— Input —

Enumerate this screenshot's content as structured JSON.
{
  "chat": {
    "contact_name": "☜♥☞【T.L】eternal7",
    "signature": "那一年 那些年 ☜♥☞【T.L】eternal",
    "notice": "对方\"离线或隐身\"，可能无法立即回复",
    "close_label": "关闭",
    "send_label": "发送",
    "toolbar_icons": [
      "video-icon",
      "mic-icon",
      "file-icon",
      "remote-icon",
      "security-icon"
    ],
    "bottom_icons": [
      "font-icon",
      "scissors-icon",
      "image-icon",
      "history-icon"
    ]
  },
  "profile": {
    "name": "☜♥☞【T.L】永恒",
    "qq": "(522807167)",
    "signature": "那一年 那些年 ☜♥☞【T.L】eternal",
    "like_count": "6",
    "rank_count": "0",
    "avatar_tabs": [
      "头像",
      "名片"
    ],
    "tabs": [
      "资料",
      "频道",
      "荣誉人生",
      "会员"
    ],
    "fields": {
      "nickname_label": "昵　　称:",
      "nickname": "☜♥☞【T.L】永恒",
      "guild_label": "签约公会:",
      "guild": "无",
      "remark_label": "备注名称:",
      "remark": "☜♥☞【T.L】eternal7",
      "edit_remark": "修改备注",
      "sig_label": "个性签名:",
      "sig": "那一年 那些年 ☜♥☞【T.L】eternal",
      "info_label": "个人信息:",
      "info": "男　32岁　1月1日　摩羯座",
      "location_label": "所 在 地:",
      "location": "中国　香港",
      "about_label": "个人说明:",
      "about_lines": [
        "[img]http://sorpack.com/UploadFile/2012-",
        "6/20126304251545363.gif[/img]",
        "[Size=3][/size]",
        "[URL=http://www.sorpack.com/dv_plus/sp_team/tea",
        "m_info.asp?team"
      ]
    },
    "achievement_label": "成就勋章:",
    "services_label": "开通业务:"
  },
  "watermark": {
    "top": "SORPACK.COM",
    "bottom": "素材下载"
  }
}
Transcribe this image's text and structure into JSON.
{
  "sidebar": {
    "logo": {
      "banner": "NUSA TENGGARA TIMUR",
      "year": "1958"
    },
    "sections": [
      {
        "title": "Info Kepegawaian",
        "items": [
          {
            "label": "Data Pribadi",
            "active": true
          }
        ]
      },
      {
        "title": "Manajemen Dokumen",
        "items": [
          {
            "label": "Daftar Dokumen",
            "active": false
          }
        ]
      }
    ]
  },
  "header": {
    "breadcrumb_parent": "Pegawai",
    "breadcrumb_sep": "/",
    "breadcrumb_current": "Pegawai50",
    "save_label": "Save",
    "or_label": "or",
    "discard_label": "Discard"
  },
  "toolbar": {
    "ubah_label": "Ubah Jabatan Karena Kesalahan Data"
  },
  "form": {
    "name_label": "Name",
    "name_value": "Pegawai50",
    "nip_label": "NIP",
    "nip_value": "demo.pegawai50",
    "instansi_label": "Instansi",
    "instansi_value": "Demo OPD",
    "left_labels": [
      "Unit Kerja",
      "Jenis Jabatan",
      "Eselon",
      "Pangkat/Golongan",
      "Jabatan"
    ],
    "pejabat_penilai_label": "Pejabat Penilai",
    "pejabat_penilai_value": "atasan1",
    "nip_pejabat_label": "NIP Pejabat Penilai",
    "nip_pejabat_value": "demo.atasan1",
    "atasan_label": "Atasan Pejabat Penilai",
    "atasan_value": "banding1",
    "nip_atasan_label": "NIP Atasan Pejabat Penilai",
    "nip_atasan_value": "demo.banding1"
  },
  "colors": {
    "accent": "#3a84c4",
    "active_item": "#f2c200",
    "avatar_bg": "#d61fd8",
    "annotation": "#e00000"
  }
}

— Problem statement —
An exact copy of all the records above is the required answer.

— Solution —
Enumerate this screenshot's content as structured JSON.
{
  "chat": {
    "contact_name": "☜♥☞【T.L】eternal7",
    "signature": "那一年 那些年 ☜♥☞【T.L】eternal",
    "notice": "对方\"离线或隐身\"，可能无法立即回复",
    "close_label": "关闭",
    "send_label": "发送",
    "toolbar_icons": [
      "video-icon",
      "mic-icon",
      "file-icon",
      "remote-icon",
      "security-icon"
    ],
    "bottom_icons": [
      "font-icon",
      "scissors-icon",
      "image-icon",
      "history-icon"
    ]
  },
  "profile": {
    "name": "☜♥☞【T.L】永恒",
    "qq": "(522807167)",
    "signature": "那一年 那些年 ☜♥☞【T.L】eternal",
    "like_count": "6",
    "rank_count": "0",
    "avatar_tabs": [
      "头像",
      "名片"
    ],
    "tabs": [
      "资料",
      "频道",
      "荣誉人生",
      "会员"
    ],
    "fields": {
      "nickname_label": "昵　　称:",
      "nickname": "☜♥☞【T.L】永恒",
      "guild_label": "签约公会:",
      "guild": "无",
      "remark_label": "备注名称:",
      "remark": "☜♥☞【T.L】eternal7",
      "edit_remark": "修改备注",
      "sig_label": "个性签名:",
      "sig": "那一年 那些年 ☜♥☞【T.L】eternal",
      "info_label": "个人信息:",
      "info": "男　32岁　1月1日　摩羯座",
      "location_label": "所 在 地:",
      "location": "中国　香港",
      "about_label": "个人说明:",
      "about_lines": [
        "[img]http://sorpack.com/UploadFile/2012-",
        "6/20126304251545363.gif[/img]",
        "[Size=3][/size]",
        "[URL=http://www.sorpack.com/dv_plus/sp_team/tea",
        "m_info.asp?team"
      ]
    },
    "achievement_label": "成就勋章:",
    "services_label": "开通业务:"
  },
  "watermark": {
    "top": "SORPACK.COM",
    "bottom": "素材下载"
  }
}
Transcribe this image's text and structure into JSON.
{
  "sidebar": {
    "logo": {
      "banner": "NUSA TENGGARA TIMUR",
      "year": "1958"
    },
    "sections": [
      {
        "title": "Info Kepegawaian",
        "items": [
          {
            "label": "Data Pribadi",
            "active": true
          }
        ]
      },
      {
        "title": "Manajemen Dokumen",
        "items": [
          {
            "label": "Daftar Dokumen",
            "active": false
          }
        ]
      }
    ]
  },
  "header": {
    "breadcrumb_parent": "Pegawai",
    "breadcrumb_sep": "/",
    "breadcrumb_current": "Pegawai50",
    "save_label": "Save",
    "or_label": "or",
    "discard_label": "Discard"
  },
  "toolbar": {
    "ubah_label": "Ubah Jabatan Karena Kesalahan Data"
  },
  "form": {
    "name_label": "Name",
    "name_value": "Pegawai50",
    "nip_label": "NIP",
    "nip_value": "demo.pegawai50",
    "instansi_label": "Instansi",
    "instansi_value": "Demo OPD",
    "left_labels": [
      "Unit Kerja",
      "Jenis Jabatan",
      "Eselon",
      "Pangkat/Golongan",
      "Jabatan"
    ],
    "pejabat_penilai_label": "Pejabat Penilai",
    "pejabat_penilai_value": "atasan1",
    "nip_pejabat_label": "NIP Pejabat Penilai",
    "nip_pejabat_value": "demo.atasan1",
    "atasan_label": "Atasan Pejabat Penilai",
    "atasan_value": "banding1",
    "nip_atasan_label": "NIP Atasan Pejabat Penilai",
    "nip_atasan_value": "demo.banding1"
  },
  "colors": {
    "accent": "#3a84c4",
    "active_item": "#f2c200",
    "avatar_bg": "#d61fd8",
    "annotation": "#e00000"
  }
}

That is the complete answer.